From the machine learning algorithm this morning, culled from over 3,000 new abstracts posted overnight.
From the great Hospital Medicine Quick Hits blog:
This was in NEJM this week--I like the concept of "lenient" atrial fibrillation control as easier to achieve and no worse for patients than strict control of heart rate. Looks like 110 is the new speed limit in atrial fibrillation.
It's funny how the news cycle can turn regular people just doing their jobs into overnight celebrities.
The Chile quake, obviously, is a huge catastrophe, and it will be days before we fully understand the magnitude of the damage. As a resident of a quake-prone part of the world, I commiserate with residents near Santiago.
I have long maintained that the FDA REMS programs mainly serve the purpose of big drug companies looking to avoid class-action litigation, while they limit access to drugs and create additional administrative tasks for clinicians.
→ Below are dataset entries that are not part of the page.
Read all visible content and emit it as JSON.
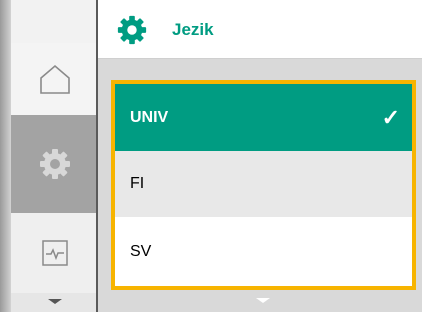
{
  "header": {
    "title": "Jezik",
    "icon": "gear-icon",
    "accent_color": "#009c82"
  },
  "sidebar": {
    "items": [
      {
        "icon": "home-icon",
        "active": false
      },
      {
        "icon": "gear-icon",
        "active": true
      },
      {
        "icon": "monitor-graph-icon",
        "active": false
      }
    ]
  },
  "language_list": {
    "highlight_color": "#f7b400",
    "items": [
      {
        "label": "UNIV",
        "selected": true,
        "icon": "checkmark-icon"
      },
      {
        "label": "FI",
        "selected": false
      },
      {
        "label": "SV",
        "selected": false
      }
    ],
    "check_glyph": "✓"
  }
}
Here's a full reprint of a JAMA press release I just got detailing what killed King Tut. DNA analysis suggests that malaria might have brought down the mighty pharaoh at only 19 years of age.
CHICAGO – Using several scientific methods, including analyzing DNA from royal mummies, research findings suggest that malaria and bone abnormalities appear to have contributed to the death of Egyptian pharaoh King Tutankhamun, with other results appearing to identify members of the royal family, including King Tut’s father and mother, according to a study in the February 17 issue of JAMA.
The changes in 2007 suggesting pharmacogenomic testing didn't go far enough, evidently, so now, with pretty minimal evidence, FDA has gone ahead and upped the ante with specific recommendations for starting doses depending on the VKORC polymorphism profile. They cite "multiple studies" to justify a dosing table (!), which is news to me.
There weren't many patients on the drug but a skittish FDA pulled Raptiva from the market today over concerns of PML the rare brain infection. Three patients died of the brain infection this year alone and given the alternatives in the market and the (usually) non life-threatening course of psoriasis the decision seems justified. The drug recognizes CD11a and is a monoclonal antibody.
Gastrointestinal stromal tumor (GIST) is a critical cancer of the gastrointestinal tract. It is also known as soft tissue sarcomas. The prevalence of GIST is likely to be 4 500 - 6 000 new cases per year in the US. Surgery is the normal treatment of local GIST. GIST tumors more often recurs in as many as one of two patients after its initial removal. Repeated GISTs are frequently more persistent than primary tumors with relapses related with lower survival rates. Gleevec is the lone treatment recognized to delay the recurrence of this aggressive cancer.
Eltrombopag is a targeted platelet growth factor recently approved by the FDA for the treatment of patients with low platelets of unknown etiology. It is a thrombopoietin receptor agonist that has been revealed in pre-clinical research and early phase clinical trials to inspire the propagation and differentiation of platelet precursor stem cells in the bone marrow.